The Ezell Task Force
It is obvious that the Third Army could never have put troops into the Luxembourg area as quickly as it did without a wholesale scuttling of "paper work" and "channels"; that improvisation and reliance on the field telephone as a medium for attaining clear understanding have inherent dangers is equally clear. A bizarre adventure that befell CCB of the 4th Armored in its peregrinations typifies the period of "piecemeal reaction," as some of the participants style it, when Middleton's VIII Corps was trying to plug the yawning gaps in its front with rifle platoons of engineers and mechanics, and before an American riposte could be made in force.

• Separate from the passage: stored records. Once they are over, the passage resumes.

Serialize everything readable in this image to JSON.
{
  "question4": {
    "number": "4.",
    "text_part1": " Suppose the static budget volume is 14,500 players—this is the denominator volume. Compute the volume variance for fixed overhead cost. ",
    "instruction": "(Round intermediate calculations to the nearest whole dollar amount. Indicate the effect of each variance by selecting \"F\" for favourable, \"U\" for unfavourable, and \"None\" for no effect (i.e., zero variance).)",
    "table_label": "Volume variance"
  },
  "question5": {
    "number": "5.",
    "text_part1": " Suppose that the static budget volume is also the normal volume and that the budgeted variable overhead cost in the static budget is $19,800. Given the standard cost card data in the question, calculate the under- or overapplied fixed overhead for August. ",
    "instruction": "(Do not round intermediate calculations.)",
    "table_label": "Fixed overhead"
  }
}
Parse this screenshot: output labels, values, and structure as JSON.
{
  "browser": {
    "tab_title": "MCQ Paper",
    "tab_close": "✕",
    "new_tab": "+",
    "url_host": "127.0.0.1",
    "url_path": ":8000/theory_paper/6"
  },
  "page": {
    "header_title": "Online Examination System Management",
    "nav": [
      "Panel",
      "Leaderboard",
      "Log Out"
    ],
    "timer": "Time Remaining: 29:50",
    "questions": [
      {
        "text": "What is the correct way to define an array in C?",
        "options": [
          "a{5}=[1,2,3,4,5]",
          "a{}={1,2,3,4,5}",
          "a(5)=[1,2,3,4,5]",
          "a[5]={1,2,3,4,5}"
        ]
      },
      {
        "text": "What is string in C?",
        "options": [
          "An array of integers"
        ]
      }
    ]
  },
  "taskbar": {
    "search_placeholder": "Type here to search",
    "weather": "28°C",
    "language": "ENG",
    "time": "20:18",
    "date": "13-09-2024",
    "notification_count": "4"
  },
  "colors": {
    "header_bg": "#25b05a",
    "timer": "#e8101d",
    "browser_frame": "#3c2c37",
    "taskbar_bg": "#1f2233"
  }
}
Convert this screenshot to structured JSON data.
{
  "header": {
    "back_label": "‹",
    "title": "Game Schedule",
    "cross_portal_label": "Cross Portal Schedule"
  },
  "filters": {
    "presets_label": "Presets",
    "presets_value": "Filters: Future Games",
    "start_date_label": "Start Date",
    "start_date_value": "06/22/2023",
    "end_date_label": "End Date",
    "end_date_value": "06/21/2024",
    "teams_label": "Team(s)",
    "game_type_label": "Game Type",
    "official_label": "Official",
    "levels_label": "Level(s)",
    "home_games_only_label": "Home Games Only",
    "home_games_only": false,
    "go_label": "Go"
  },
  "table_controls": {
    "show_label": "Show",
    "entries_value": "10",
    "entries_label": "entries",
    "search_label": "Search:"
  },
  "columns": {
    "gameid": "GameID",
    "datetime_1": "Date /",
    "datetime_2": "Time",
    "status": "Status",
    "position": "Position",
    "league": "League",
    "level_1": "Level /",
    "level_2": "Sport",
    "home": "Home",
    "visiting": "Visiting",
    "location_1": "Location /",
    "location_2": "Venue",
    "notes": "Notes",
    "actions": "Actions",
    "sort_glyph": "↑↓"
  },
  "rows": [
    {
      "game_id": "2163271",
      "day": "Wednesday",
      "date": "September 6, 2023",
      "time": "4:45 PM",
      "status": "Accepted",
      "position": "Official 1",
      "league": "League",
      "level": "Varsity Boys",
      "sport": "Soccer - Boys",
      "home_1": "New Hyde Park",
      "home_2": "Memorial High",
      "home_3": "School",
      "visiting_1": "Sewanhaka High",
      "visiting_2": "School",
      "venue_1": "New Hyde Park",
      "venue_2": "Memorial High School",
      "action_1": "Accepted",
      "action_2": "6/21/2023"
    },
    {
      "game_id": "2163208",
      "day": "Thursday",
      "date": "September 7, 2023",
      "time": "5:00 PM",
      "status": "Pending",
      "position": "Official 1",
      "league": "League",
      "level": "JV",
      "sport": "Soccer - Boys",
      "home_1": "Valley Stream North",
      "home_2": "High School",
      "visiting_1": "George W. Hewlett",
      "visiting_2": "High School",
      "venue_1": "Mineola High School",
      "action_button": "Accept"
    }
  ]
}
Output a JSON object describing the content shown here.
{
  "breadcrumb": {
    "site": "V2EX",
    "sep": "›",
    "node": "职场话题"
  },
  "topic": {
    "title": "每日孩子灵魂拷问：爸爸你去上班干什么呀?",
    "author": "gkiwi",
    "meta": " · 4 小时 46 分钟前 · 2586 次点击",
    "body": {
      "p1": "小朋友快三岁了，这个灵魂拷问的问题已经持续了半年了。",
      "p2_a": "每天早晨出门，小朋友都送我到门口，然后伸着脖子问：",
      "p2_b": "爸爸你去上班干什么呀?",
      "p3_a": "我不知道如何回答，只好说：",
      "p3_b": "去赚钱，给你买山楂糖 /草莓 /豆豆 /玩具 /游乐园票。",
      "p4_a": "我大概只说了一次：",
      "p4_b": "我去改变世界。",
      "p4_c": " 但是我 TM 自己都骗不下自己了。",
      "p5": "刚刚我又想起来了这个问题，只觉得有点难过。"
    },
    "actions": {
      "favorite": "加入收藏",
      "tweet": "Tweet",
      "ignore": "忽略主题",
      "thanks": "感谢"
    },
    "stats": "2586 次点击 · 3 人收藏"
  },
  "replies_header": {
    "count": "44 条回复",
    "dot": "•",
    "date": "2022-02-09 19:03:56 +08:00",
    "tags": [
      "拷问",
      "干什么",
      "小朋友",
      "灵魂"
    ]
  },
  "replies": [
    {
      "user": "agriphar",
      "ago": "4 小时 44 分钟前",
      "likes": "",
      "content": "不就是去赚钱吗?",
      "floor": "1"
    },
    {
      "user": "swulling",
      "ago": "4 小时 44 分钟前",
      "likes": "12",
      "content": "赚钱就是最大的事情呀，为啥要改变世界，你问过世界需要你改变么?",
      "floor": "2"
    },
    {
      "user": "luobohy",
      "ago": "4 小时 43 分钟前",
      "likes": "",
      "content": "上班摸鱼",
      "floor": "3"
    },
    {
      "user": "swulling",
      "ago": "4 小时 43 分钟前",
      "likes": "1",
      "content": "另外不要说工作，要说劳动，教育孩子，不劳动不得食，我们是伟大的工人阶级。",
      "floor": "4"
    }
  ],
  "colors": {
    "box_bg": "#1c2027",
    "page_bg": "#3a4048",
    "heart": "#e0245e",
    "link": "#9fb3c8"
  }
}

Bradley had told the VIII Corps commander on the night of 18 December that reinforcements were coming up from the Third Army. Sometime later Middleton learned that the 4th Armored Division was heading northward, led by CCB and apparently under attachment to his dwindling command. Another tank command from the Third Army (CCB, 10th Armored Division) had just arrived on the scene, but this Middleton had committed at once to shore up the crumbling defenses between Bastogne and Wiltz. At noon on the 19th (before the VIII Corps had passed to the Third Army) General Middleton telephoned the First Army commander and asked if he might use CCB of the 4th Armored on its arrival. Uncertain of the command situation Hodges referred the request to Bradley, who told the VIII Corps commander that he could employ CCB but only if necessary to hold his position.